**PROBLEM STATEMENT**:
Apart from the pictures, every record here must be copied word for word.

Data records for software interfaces
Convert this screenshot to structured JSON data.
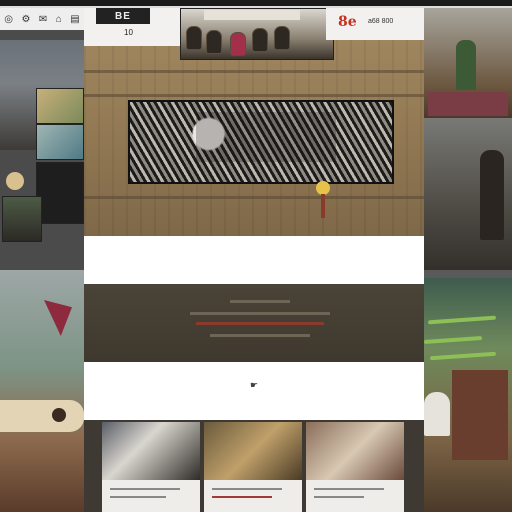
{
  "top_icons": [
    "◎",
    "⚙",
    "✉",
    "⌂",
    "▤"
  ],
  "header": {
    "logo_text": "BE",
    "nav_sub": "10",
    "photo_caption": "",
    "brand_mark": "8e",
    "brand_nav": "a68 800"
  },
  "hero": {
    "banner_label": ""
  },
  "section1": {
    "line1": "",
    "line2": ""
  },
  "section2": {
    "icon": "☛",
    "line1": ""
  },
  "right_tags": [
    "",
    "",
    ""
  ],
  "colors": {
    "accent": "#c5301f",
    "tag": "#8cbf55",
    "wood": "#947b55"
  }
}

**EXERCISE ANSWER**:
Convert this screenshot to structured JSON data.
{
  "top_icons": [
    "◎",
    "⚙",
    "✉",
    "⌂",
    "▤"
  ],
  "header": {
    "logo_text": "BE",
    "nav_sub": "10",
    "photo_caption": "",
    "brand_mark": "8e",
    "brand_nav": "a68 800"
  },
  "hero": {
    "banner_label": ""
  },
  "section1": {
    "line1": "",
    "line2": ""
  },
  "section2": {
    "icon": "☛",
    "line1": ""
  },
  "right_tags": [
    "",
    "",
    ""
  ],
  "colors": {
    "accent": "#c5301f",
    "tag": "#8cbf55",
    "wood": "#947b55"
  }
}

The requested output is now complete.